Not to be outdone, Amber helped Nathan (the mascot of Tom and Sheila, see our previous post) earn his Boy Scout merit badge in kissing.


 

Continental Divide Trail #19: Susie Lindau’s Fitness Challenge!

Amber and I accepted Susie Lindau’s Wild Rider Fitness Challenge to get fit through outdoor adventure! Readers of my book, I Promise Not to Suffer: A Fool for Love Hikes the Pacific Crest Trail, know that I lost 22 pounds on 7,000 calories a day while hiking the PCT. But as trail angels supporting my husband Porter’s hike of the Continental Divide Trail, 3,100 miles from Mexico to Canada, we gotta have our own adventures while driving hours from trail-town to town and partying on the road.
We hiked in the Wind River Range of Wyoming!

Because hotel breakfasts.

We swam in hotel pools in Colorado.

cBecause margaritas in New Mexico!

We practiced yoga overlooking a river in Idaho.

Because hot fudge sundaes everywhere!

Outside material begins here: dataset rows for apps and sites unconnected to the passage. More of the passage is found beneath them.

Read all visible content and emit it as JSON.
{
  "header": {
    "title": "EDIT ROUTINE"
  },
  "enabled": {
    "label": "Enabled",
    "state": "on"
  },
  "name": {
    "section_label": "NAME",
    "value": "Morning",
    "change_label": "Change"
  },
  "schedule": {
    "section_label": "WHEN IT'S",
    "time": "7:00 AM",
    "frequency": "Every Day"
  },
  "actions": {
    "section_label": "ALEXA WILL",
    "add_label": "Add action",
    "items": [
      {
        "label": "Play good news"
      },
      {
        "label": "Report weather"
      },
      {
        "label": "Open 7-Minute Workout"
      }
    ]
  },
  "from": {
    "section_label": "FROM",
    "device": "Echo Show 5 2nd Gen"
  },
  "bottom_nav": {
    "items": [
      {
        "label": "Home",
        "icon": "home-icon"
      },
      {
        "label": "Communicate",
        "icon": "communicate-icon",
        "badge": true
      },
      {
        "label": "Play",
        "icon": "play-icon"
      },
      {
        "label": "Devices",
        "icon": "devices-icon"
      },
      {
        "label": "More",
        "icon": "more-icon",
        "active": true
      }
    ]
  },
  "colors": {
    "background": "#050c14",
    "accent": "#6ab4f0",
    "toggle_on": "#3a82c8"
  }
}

We climbed high passes for this view of the Tetons.

Because chocolate!

Amber and I recovered from our adventures in hot springs from New Mexico to Montana. Thanks, Susie! Fitness is a tough job but someone’s got to do it!

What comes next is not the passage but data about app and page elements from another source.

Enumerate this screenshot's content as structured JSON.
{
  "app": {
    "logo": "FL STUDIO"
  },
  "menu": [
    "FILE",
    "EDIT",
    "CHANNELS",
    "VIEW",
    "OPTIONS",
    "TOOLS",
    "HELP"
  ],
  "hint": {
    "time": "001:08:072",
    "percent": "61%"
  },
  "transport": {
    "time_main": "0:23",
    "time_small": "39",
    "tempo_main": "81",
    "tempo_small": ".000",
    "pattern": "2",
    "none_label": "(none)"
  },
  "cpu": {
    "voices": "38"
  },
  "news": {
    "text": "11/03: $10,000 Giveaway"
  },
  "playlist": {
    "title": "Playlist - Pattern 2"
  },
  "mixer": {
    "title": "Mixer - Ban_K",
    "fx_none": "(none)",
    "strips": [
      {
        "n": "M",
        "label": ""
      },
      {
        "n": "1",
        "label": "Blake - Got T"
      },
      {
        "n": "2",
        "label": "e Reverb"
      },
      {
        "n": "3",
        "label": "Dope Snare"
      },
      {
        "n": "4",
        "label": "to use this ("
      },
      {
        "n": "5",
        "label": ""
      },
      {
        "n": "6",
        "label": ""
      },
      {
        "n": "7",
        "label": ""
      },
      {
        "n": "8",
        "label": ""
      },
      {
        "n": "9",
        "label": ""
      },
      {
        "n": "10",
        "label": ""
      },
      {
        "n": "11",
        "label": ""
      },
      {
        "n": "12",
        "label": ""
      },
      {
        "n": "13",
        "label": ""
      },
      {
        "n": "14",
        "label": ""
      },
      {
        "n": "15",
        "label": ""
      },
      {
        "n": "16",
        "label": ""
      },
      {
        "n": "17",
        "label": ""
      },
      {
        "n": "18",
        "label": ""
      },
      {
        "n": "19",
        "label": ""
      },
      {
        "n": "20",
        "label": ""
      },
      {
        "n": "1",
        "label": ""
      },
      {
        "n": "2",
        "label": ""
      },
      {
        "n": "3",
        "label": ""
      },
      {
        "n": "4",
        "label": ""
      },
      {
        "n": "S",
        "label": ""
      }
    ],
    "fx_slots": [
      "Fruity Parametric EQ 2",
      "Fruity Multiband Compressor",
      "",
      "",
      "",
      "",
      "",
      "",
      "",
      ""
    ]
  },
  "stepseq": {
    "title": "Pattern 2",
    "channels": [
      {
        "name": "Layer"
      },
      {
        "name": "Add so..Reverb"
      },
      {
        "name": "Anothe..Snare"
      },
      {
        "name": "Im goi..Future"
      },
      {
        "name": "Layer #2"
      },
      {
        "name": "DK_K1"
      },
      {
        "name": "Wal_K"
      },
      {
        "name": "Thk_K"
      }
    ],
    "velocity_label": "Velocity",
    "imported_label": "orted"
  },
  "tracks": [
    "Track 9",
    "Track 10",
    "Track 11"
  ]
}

Continental Divide Trail #15: Yellowstone!

From Togwotee Pass through Grand Teton National Park and Yellowstone, we’ve met wonderful people and seen amazing sights.
Here I pick up Porter, as well as thru-hiker David Breinke (trail-name Problem Bear), at a trailhead for rides to their respective resupplies.

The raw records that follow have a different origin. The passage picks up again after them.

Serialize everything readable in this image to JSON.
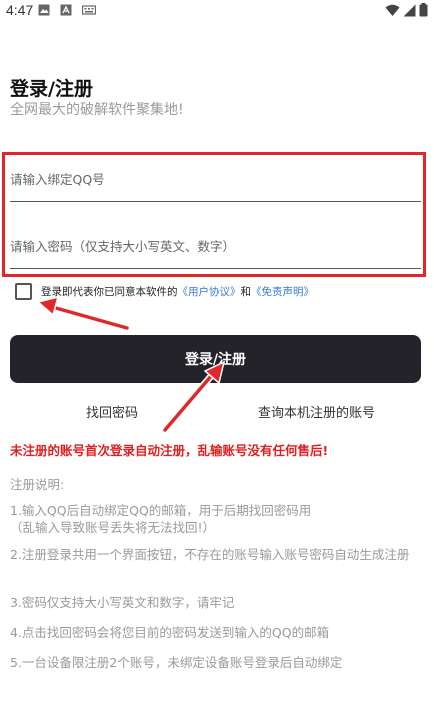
{
  "status_bar": {
    "time": "4:47"
  },
  "header": {
    "title": "登录/注册",
    "subtitle": "全网最大的破解软件聚集地!"
  },
  "form": {
    "qq_placeholder": "请输入绑定QQ号",
    "password_placeholder": "请输入密码（仅支持大小写英文、数字）"
  },
  "agreement": {
    "prefix": "登录即代表你已同意本软件的",
    "user_agreement": "《用户协议》",
    "and": "和",
    "disclaimer": "《免责声明》"
  },
  "actions": {
    "login_label": "登录/注册",
    "find_password": "找回密码",
    "query_account": "查询本机注册的账号"
  },
  "warning": "未注册的账号首次登录自动注册，乱输账号没有任何售后!",
  "notes": {
    "title": "注册说明:",
    "items": [
      "1.输入QQ后自动绑定QQ的邮箱，用于后期找回密码用\n（乱输入导致账号丢失将无法找回!）",
      "2.注册登录共用一个界面按钮，不存在的账号输入账号密码自动生成注册",
      "3.密码仅支持大小写英文和数字，请牢记",
      "4.点击找回密码会将您目前的密码发送到输入的QQ的邮箱",
      "5.一台设备限注册2个账号，未绑定设备账号登录后自动绑定"
    ]
  },
  "colors": {
    "accent_red": "#e0282b",
    "button_dark": "#24232a",
    "link_blue": "#3a7bd5"
  }
}
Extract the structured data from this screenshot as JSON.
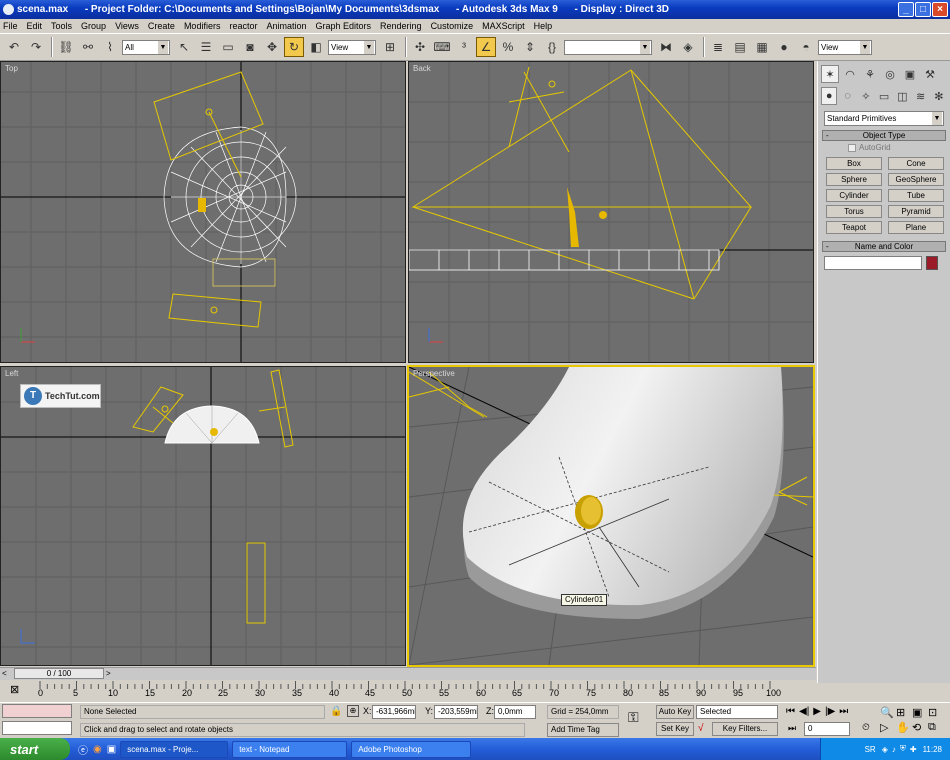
{
  "window": {
    "title": "scena.max      - Project Folder: C:\\Documents and Settings\\Bojan\\My Documents\\3dsmax      - Autodesk 3ds Max 9      - Display : Direct 3D",
    "minimize": "_",
    "maximize": "□",
    "close": "×"
  },
  "menu": [
    "File",
    "Edit",
    "Tools",
    "Group",
    "Views",
    "Create",
    "Modifiers",
    "reactor",
    "Animation",
    "Graph Editors",
    "Rendering",
    "Customize",
    "MAXScript",
    "Help"
  ],
  "toolbar": {
    "selection_filter": "All",
    "ref_coord": "View",
    "named_selection": "",
    "view_right": "View"
  },
  "viewports": {
    "top": "Top",
    "back": "Back",
    "left": "Left",
    "perspective": "Perspective",
    "tooltip": "Cylinder01",
    "watermark": "TechTut.com"
  },
  "command_panel": {
    "category": "Standard Primitives",
    "object_type_header": "Object Type",
    "autogrid": "AutoGrid",
    "buttons": [
      "Box",
      "Cone",
      "Sphere",
      "GeoSphere",
      "Cylinder",
      "Tube",
      "Torus",
      "Pyramid",
      "Teapot",
      "Plane"
    ],
    "name_color_header": "Name and Color",
    "name_value": "",
    "color": "#9b1b28"
  },
  "timeline": {
    "frame": "0 / 100",
    "ticks": [
      "0",
      "5",
      "10",
      "15",
      "20",
      "25",
      "30",
      "35",
      "40",
      "45",
      "50",
      "55",
      "60",
      "65",
      "70",
      "75",
      "80",
      "85",
      "90",
      "95",
      "100"
    ]
  },
  "status": {
    "selection": "None Selected",
    "prompt": "Click and drag to select and rotate objects",
    "x_label": "X:",
    "x_value": "-631,966mi",
    "y_label": "Y:",
    "y_value": "-203,559mi",
    "z_label": "Z:",
    "z_value": "0,0mm",
    "grid": "Grid = 254,0mm",
    "add_time_tag": "Add Time Tag",
    "auto_key": "Auto Key",
    "set_key": "Set Key",
    "key_mode": "Selected",
    "key_filters": "Key Filters...",
    "current_frame": "0"
  },
  "taskbar": {
    "start": "start",
    "tasks": [
      "scena.max    - Proje...",
      "text - Notepad",
      "Adobe Photoshop"
    ],
    "lang": "SR",
    "clock": "11:28"
  }
}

mapPorter plans his hiking route through Grand Teton and Yellowstone National Parks.


He goes through his bags of resupplies to repack his breakfasts, lunches, snacks, and dinners, almost two pounds of high-energy healthy food a day for the next several days.



One of our favorite parts of Yellowstone was the Black Sand Basin, with its geothermal pools, hot springs, and geysers. 


“Hotcha Mama!” Amber said of Old Faithful. “I’m sure it wants a selfie with me!”

Continental Divide Trail #14: Wyoming Wildlife

From grizzly bears and wolves to buffalo, Wyoming teems with wildlife.


Gail had a wild ride on the World’s Largest Jackalope!


We’re deep in grizzly and wolf country, and Porter saw these enormous wolf tracks on his way out of the Wind River Range.


We each carry bear spray on our hikes separately and together, here above Togwotee Pass.


Amber remains imperturbable.


A giant herd of buffalo caused a traffic jam on US 287!

Continental Divide Trail #13: Wind River Range, WY!

“The Continental Divide Trail is by far the most challenging outdoor adventure I’ve ever attempted,” Porter says, “and the Wind River Range is the most challenging and magnificent part of the CDT thus far.”

“I forded lots of wide, deep creeks, and prepared to swim with my pack on my back where the current was fast.”

“The snow above 10,000 feet in elevation was so deep that I often sank up to mid-thigh. I listened for the gurgle of icy creeks beneath. Navigation was tough because the trail was hidden under snow.”


Gail and Amber drove deep into the Wind River Range to meet Porter for his resupply.

We stayed in this wonderful cabin at Big Sandy Lodge, so remote there was no electricity, internet, or cell coverage–just plenty of time to hike and meditate. Natasha and Wes took great care of us, and Natasha made delicious breakfasts, bagged lunches, and dinners.



Porter arrived, and we opened a killer Malbec to drink from under our mosquito head nets.


 

 

Here are Gail and Amber hiking their own hike in the Wind River Range.


We were recently interviewed by the international Adventure Sports Podcast about both our Pacific Crest Trail and Continental Divide Trail adventures:  http://www.adventuresportspodcast.com/2015/06/ep-050-gail-and-porter-storey-hiking.html